* **WORK ITEM**
Select and copy out every line in the records containing "ghcr".

Records from a data collection

========================

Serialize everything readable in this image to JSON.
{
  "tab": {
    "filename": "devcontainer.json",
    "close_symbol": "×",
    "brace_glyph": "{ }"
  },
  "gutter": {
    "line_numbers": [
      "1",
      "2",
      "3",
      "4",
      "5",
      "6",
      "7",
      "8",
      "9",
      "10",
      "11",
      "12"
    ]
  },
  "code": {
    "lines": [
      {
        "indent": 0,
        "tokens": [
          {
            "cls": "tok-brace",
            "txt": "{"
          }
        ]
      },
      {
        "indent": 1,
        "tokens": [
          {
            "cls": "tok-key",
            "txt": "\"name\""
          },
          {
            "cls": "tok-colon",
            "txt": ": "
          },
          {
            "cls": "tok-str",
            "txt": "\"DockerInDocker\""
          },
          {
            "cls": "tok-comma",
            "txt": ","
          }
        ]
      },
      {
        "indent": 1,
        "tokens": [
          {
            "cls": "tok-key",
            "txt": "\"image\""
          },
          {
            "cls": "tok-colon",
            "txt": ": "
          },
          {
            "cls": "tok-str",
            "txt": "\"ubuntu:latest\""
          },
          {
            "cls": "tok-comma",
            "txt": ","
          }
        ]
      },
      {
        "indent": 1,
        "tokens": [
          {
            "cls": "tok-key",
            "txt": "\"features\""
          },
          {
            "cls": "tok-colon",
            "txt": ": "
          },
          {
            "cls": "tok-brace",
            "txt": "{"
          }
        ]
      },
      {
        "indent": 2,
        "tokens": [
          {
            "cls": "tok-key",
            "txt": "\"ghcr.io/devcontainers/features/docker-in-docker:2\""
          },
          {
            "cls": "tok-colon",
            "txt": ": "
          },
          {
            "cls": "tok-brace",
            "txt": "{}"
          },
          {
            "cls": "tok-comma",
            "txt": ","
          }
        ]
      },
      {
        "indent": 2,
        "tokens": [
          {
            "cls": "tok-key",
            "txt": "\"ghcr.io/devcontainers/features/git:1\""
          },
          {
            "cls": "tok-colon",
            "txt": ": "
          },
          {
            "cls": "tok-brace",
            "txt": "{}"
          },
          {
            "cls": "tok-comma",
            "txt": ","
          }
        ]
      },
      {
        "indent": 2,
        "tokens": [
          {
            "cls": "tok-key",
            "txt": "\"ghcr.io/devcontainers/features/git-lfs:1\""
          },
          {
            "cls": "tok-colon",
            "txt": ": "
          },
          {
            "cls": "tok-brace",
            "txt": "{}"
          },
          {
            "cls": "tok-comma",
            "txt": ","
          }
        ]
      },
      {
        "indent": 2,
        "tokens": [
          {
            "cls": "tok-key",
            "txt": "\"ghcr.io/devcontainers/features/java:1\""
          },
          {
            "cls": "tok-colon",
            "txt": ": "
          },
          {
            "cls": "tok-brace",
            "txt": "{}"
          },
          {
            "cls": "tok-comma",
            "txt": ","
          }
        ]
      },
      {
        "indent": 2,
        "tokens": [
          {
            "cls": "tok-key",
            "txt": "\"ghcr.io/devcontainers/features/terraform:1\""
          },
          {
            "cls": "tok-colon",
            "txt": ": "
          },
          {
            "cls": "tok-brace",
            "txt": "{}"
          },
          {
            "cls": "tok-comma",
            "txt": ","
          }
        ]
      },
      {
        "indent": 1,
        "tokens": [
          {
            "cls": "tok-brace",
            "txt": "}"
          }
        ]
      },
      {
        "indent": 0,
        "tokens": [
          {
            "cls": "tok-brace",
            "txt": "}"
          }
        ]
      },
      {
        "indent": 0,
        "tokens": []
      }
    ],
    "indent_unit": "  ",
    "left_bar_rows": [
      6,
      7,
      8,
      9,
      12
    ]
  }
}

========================

* **SOLUTION TO THE PROBLEM**
            "txt": "\"ghcr.io/devcontainers/features/docker-in-docker:2\""
            "txt": "\"ghcr.io/devcontainers/features/git:1\""
            "txt": "\"ghcr.io/devcontainers/features/git-lfs:1\""
            "txt": "\"ghcr.io/devcontainers/features/java:1\""
            "txt": "\"ghcr.io/devcontainers/features/terraform:1\""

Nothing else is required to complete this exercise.